I study the history of U.S.-Mexican relations and immigration. My book manuscript, entitled Risking “Immeasurable Harm”: The Diplomacy of Immigration Restriction in U.S.-Mexico Relations, 1924-1932, analyzes the United States’ effort to place a quota on immigration from Mexico during the late 1920s and early 1930s. That controversial quota raised important questions about how domestic policy debates over immigration had international consequences, primarily the ways in which racist justifications for immigration restriction threatened to undermine U.S. relations with Mexico. I argue that debates over immigration restriction shaped American foreign policy by forcing U.S. leaders to consider the negative effect a quota would have on U.S.-Mexico relations.

Risking “Immeasurable Harm” follows the quota debate from its origin in 1924 to its conclusion in 1932. Several congressmen, some of whom played a key role in orchestrating the pathbreaking Immigration Act of 1924 (which placed a quota on European immigration), wanted to see a similar form of immigration restriction placed on Mexico. Several key moments drive the narrative, especially during congressional consideration of quotas, and the Mexican and U.S. Department of State’s responses.
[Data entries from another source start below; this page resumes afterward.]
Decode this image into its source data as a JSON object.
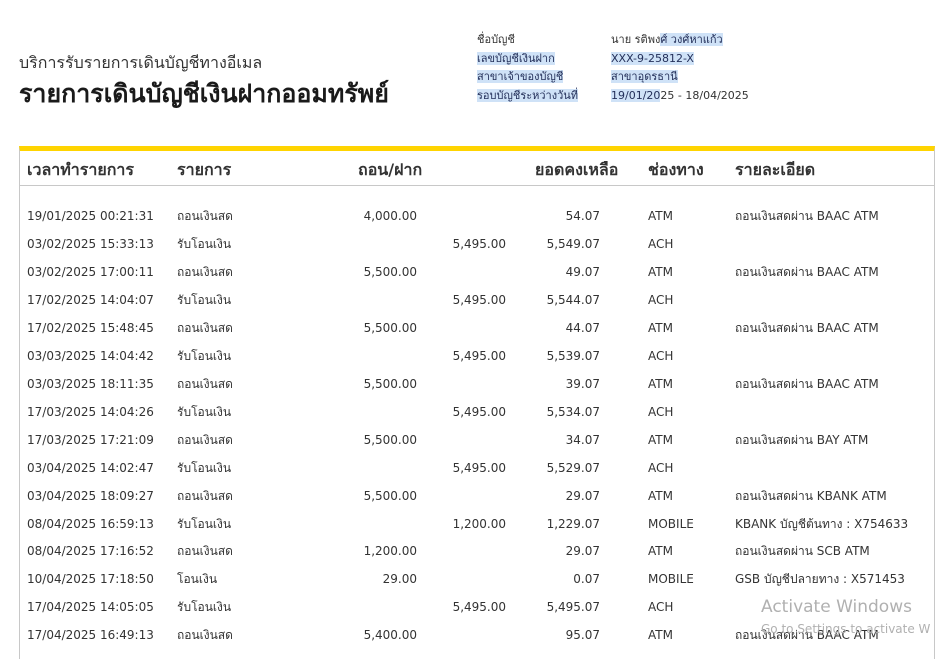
{
  "header": {
    "subtitle": "บริการรับรายการเดินบัญชีทางอีเมล",
    "title": "รายการเดินบัญชีเงินฝากออมทรัพย์"
  },
  "info": {
    "account_name_label": "ชื่อบัญชี",
    "account_name_plain": "นาย รติพง",
    "account_name_highlight": "ศ์ วงศ์หาแก้ว",
    "account_number_label": "เลขบัญชีเงินฝาก",
    "account_number_value": "XXX-9-25812-X",
    "branch_label": "สาขาเจ้าของบัญชี",
    "branch_value": "สาขาอุดรธานี",
    "period_label": "รอบบัญชีระหว่างวันที่",
    "period_highlight": "19/01/20",
    "period_plain": "25 - 18/04/2025"
  },
  "table": {
    "columns": {
      "time": "เวลาทำรายการ",
      "type": "รายการ",
      "amount": "ถอน/ฝาก",
      "balance": "ยอดคงเหลือ",
      "channel": "ช่องทาง",
      "details": "รายละเอียด"
    },
    "rows": [
      {
        "time": "19/01/2025 00:21:31",
        "type": "ถอนเงินสด",
        "withdraw": "4,000.00",
        "deposit": "",
        "balance": "54.07",
        "channel": "ATM",
        "details": "ถอนเงินสดผ่าน BAAC ATM"
      },
      {
        "time": "03/02/2025 15:33:13",
        "type": "รับโอนเงิน",
        "withdraw": "",
        "deposit": "5,495.00",
        "balance": "5,549.07",
        "channel": "ACH",
        "details": ""
      },
      {
        "time": "03/02/2025 17:00:11",
        "type": "ถอนเงินสด",
        "withdraw": "5,500.00",
        "deposit": "",
        "balance": "49.07",
        "channel": "ATM",
        "details": "ถอนเงินสดผ่าน BAAC ATM"
      },
      {
        "time": "17/02/2025 14:04:07",
        "type": "รับโอนเงิน",
        "withdraw": "",
        "deposit": "5,495.00",
        "balance": "5,544.07",
        "channel": "ACH",
        "details": ""
      },
      {
        "time": "17/02/2025 15:48:45",
        "type": "ถอนเงินสด",
        "withdraw": "5,500.00",
        "deposit": "",
        "balance": "44.07",
        "channel": "ATM",
        "details": "ถอนเงินสดผ่าน BAAC ATM"
      },
      {
        "time": "03/03/2025 14:04:42",
        "type": "รับโอนเงิน",
        "withdraw": "",
        "deposit": "5,495.00",
        "balance": "5,539.07",
        "channel": "ACH",
        "details": ""
      },
      {
        "time": "03/03/2025 18:11:35",
        "type": "ถอนเงินสด",
        "withdraw": "5,500.00",
        "deposit": "",
        "balance": "39.07",
        "channel": "ATM",
        "details": "ถอนเงินสดผ่าน BAAC ATM"
      },
      {
        "time": "17/03/2025 14:04:26",
        "type": "รับโอนเงิน",
        "withdraw": "",
        "deposit": "5,495.00",
        "balance": "5,534.07",
        "channel": "ACH",
        "details": ""
      },
      {
        "time": "17/03/2025 17:21:09",
        "type": "ถอนเงินสด",
        "withdraw": "5,500.00",
        "deposit": "",
        "balance": "34.07",
        "channel": "ATM",
        "details": "ถอนเงินสดผ่าน BAY ATM"
      },
      {
        "time": "03/04/2025 14:02:47",
        "type": "รับโอนเงิน",
        "withdraw": "",
        "deposit": "5,495.00",
        "balance": "5,529.07",
        "channel": "ACH",
        "details": ""
      },
      {
        "time": "03/04/2025 18:09:27",
        "type": "ถอนเงินสด",
        "withdraw": "5,500.00",
        "deposit": "",
        "balance": "29.07",
        "channel": "ATM",
        "details": "ถอนเงินสดผ่าน KBANK ATM"
      },
      {
        "time": "08/04/2025 16:59:13",
        "type": "รับโอนเงิน",
        "withdraw": "",
        "deposit": "1,200.00",
        "balance": "1,229.07",
        "channel": "MOBILE",
        "details": "KBANK บัญชีต้นทาง : X754633"
      },
      {
        "time": "08/04/2025 17:16:52",
        "type": "ถอนเงินสด",
        "withdraw": "1,200.00",
        "deposit": "",
        "balance": "29.07",
        "channel": "ATM",
        "details": "ถอนเงินสดผ่าน SCB ATM"
      },
      {
        "time": "10/04/2025 17:18:50",
        "type": "โอนเงิน",
        "withdraw": "29.00",
        "deposit": "",
        "balance": "0.07",
        "channel": "MOBILE",
        "details": "GSB บัญชีปลายทาง : X571453"
      },
      {
        "time": "17/04/2025 14:05:05",
        "type": "รับโอนเงิน",
        "withdraw": "",
        "deposit": "5,495.00",
        "balance": "5,495.07",
        "channel": "ACH",
        "details": ""
      },
      {
        "time": "17/04/2025 16:49:13",
        "type": "ถอนเงินสด",
        "withdraw": "5,400.00",
        "deposit": "",
        "balance": "95.07",
        "channel": "ATM",
        "details": "ถอนเงินสดผ่าน BAAC ATM"
      }
    ]
  },
  "watermark": {
    "line1": "Activate Windows",
    "line2": "Go to Settings to activate W"
  },
  "colors": {
    "accent_bar": "#ffd400",
    "highlight": "#cfe2f7"
  }
}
The book manuscript approaches the debate over immigration restriction at a time when U.S.-Mexico relations were still tenuous from the Mexican Revolution, as conflicts over mineral rights (oil) were boiling between the two nations, and before a time when both nations would negotiate plans to allow the temporary immigration of Mexicans northward. Mexico had economic reasons for supporting a curb on its migration northward, but the racist tone of the quota debate in the United States offended Mexican nationalism and played a large part in precluding mutual support for restriction between the U.S. and Mexico.
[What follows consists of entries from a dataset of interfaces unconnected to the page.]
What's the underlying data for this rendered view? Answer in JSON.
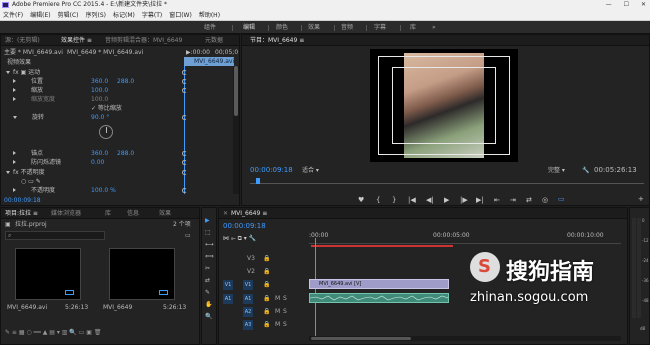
{
  "window": {
    "title": "Adobe Premiere Pro CC 2015.4 - E:\\新建文件夹\\拉拉 *",
    "controls": [
      "—",
      "☐",
      "✕"
    ]
  },
  "menu": [
    "文件(F)",
    "编辑(E)",
    "剪辑(C)",
    "序列(S)",
    "标记(M)",
    "字幕(T)",
    "窗口(W)",
    "帮助(H)"
  ],
  "workspaces": {
    "items": [
      "组件",
      "编辑",
      "颜色",
      "效果",
      "音频",
      "字幕",
      "库"
    ],
    "active": "编辑",
    "more": "»"
  },
  "effect_controls": {
    "tabs": [
      "源：(无剪辑)",
      "效果控件 ≡",
      "音频剪辑混合器：MVI_6649",
      "元数据"
    ],
    "master_label": "主要 * MVI_6649.avi",
    "seq_label": "MVI_6649 * MVI_6649.avi",
    "time_start": "▶:00:00",
    "time_end": "00;05;0",
    "clip_bar": "MVI_6649.avi",
    "section": "视频效果",
    "rows": [
      {
        "label": "fx ▣ 运动",
        "indent": 0
      },
      {
        "label": "位置",
        "v1": "360.0",
        "v2": "288.0",
        "indent": 2
      },
      {
        "label": "缩放",
        "v1": "100.0",
        "indent": 2
      },
      {
        "label": "缩放宽度",
        "v1": "100.0",
        "indent": 2,
        "dim": true
      },
      {
        "label": "",
        "check": "✓ 等比缩放",
        "indent": 4
      },
      {
        "label": "旋转",
        "v1": "90.0 °",
        "indent": 2
      },
      {
        "label": "",
        "v1": "",
        "indent": 2
      },
      {
        "label": "锚点",
        "v1": "360.0",
        "v2": "288.0",
        "indent": 2
      },
      {
        "label": "防闪烁滤镜",
        "v1": "0.00",
        "indent": 2
      },
      {
        "label": "fx 不透明度",
        "indent": 0
      },
      {
        "label": "",
        "indent": 2
      },
      {
        "label": "不透明度",
        "v1": "100.0 %",
        "indent": 2
      }
    ],
    "footer_time": "00:00:09:18"
  },
  "program": {
    "tab": "节目：MVI_6649 ≡",
    "timecode": "00:00:09:18",
    "fit": "适合",
    "quality": "完整",
    "duration": "00:05:26:13",
    "controls": [
      "♥",
      "{",
      "}",
      "|◀",
      "◀|",
      "▶",
      "|▶",
      "▶|",
      "⇤",
      "⇥",
      "⇄",
      "◎",
      "▭",
      "+"
    ]
  },
  "project": {
    "tabs": [
      "项目:拉拉 ≡",
      "媒体浏览器",
      "库",
      "信息",
      "效果"
    ],
    "search_placeholder": "",
    "file": "拉拉.prproj",
    "count": "2 个项",
    "items": [
      {
        "name": "MVI_6649.avi",
        "duration": "5:26:13"
      },
      {
        "name": "MVI_6649",
        "duration": "5:26:13"
      }
    ]
  },
  "tools": [
    "▶",
    "⬚",
    "⟷",
    "⟺",
    "✂",
    "⇄",
    "✎",
    "✋",
    "🔍"
  ],
  "timeline": {
    "tab": "MVI_6649 ≡",
    "timecode": "00:00:09:18",
    "ruler": [
      ":00:00",
      "00:00:05:00",
      "00:00:10:00"
    ],
    "playhead_fraction": 0.02,
    "tracks": [
      {
        "id": "V3",
        "type": "video"
      },
      {
        "id": "V2",
        "type": "video"
      },
      {
        "id": "V1",
        "type": "video",
        "clip": "MVI_6649.avi [V]"
      },
      {
        "id": "A1",
        "type": "audio"
      },
      {
        "id": "A2",
        "type": "audio"
      },
      {
        "id": "A3",
        "type": "audio"
      }
    ],
    "toggles": [
      "M",
      "S"
    ]
  },
  "meters": {
    "scale": [
      "0",
      "-12",
      "-24",
      "-36",
      "-48",
      "dB"
    ]
  },
  "watermark": {
    "brand": "搜狗指南",
    "url": "zhinan.sogou.com"
  },
  "colors": {
    "accent": "#3e9bff",
    "bg": "#232323",
    "clip_video": "#9f9cc9",
    "clip_audio": "#3f8a78"
  }
}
Chapter 1 of Risking “Immeasurable Harm” opens with a brief treatment of Mexican immigration from 1890 to 1923, in order to give a context to the changes and continuities of that migrant stream preceding the quota debate of the 1920s. It then describes how Mexicans gained increased visibility within U.S. society as other immigrant groups were restricted. This heightened visibility played a part in stirring the effort to extend the restrictive immigration quota to Mexico. Chapter 2 shows how racism drove the quota debate, and introduces a recurrent theme to the book: the U.S. State Department’s opposition to the quota scheme. American diplomats opposed the quota because they believed it would be bad for relations with Mexico, especially since it rested on arguments of Mexicans’ alleged racial inferiority to Americans. Chapter 3 describes how Mexico viewed two international conferences—the Sixth Pan-American Conference and the Second International Conference on Emigration and Immigration (both held in spring 1928)—as venues to encourage bilateral negotiations with the United States over the immigration issue. The Mexican effort to encourage talks, and the U.S. State Department’s rejection of such a plan, is a recurring subtheme of the quota debate. Chapter 4 discusses how the State Department worked to devise a solution to the Mexican immigration problem after a bill to restrict Mexican immigration started making its way through Congress in December 1928. The State Department’s proposed solution came to be known as administrative restriction, which allowed American consular officials in Mexico greater discrimination in turning away applications for immigration visas to enter the United States. Chapter 5 highlights how Mexican observers of immigration offered solutions to the “immigration problem” and decried the quota as a slight against Mexicans and evidence of Americans’ racism. This chapter culminates in the Senate’s passage of the Harris bill in May 1930, which was a measure that called for a quota on Mexican immigration. Chapter 6 shows how enthusiasm for the quota effort quickly diminished after the high water mark of May 1930. The Great Depression, which had begun the previous October, and the quick effects of administrative restriction worked to diminish the rate of Mexican immigration to such an extent that those who fought to place a quota on Mexico saw their calls increasingly fall on deaf ears. The twin pressure of the Great Depression and administrative restriction reduced the presence and, more importantly, the visibility of Mexicans in U.S. society, and ended the quota effort against Mexico by early 1932.

Few historians have addressed how the prospect of immigration restriction affected diplomatic relations. While scholars of U.S.-Mexican relations have addressed the history of immigration and how it influences relations, most of these works focus on recent decades.  None of them analyze in detail the period before World War II. I contribute to the scholarly debate by correlating immigration restriction and foreign policy. Also, I offer a detailed treatment of the quota debates of the 1920s, whereas many scholars only give cursory analyses of the quota proposals for Latin America before the 1960s. Finally, I provide an understanding of the Mexican perspective on U.S. attempts to restrict Mexico’s immigration during the late 1920s and early 1930s.

While my scholarship focuses on understanding how immigration shaped the history of U.S.-Mexico relations, my research is relevant to current political debates about immigration. Indeed, in the process of my work I have found it striking how the rhetoric of 2016 surrounding immigration restriction has resembled the rhetoric of 1928. I will continue to show how immigration influences diplomatic history. And in so doing, my work will help inform lasting and equitable solutions to the “immigration problem” in U.S.-Mexico relations.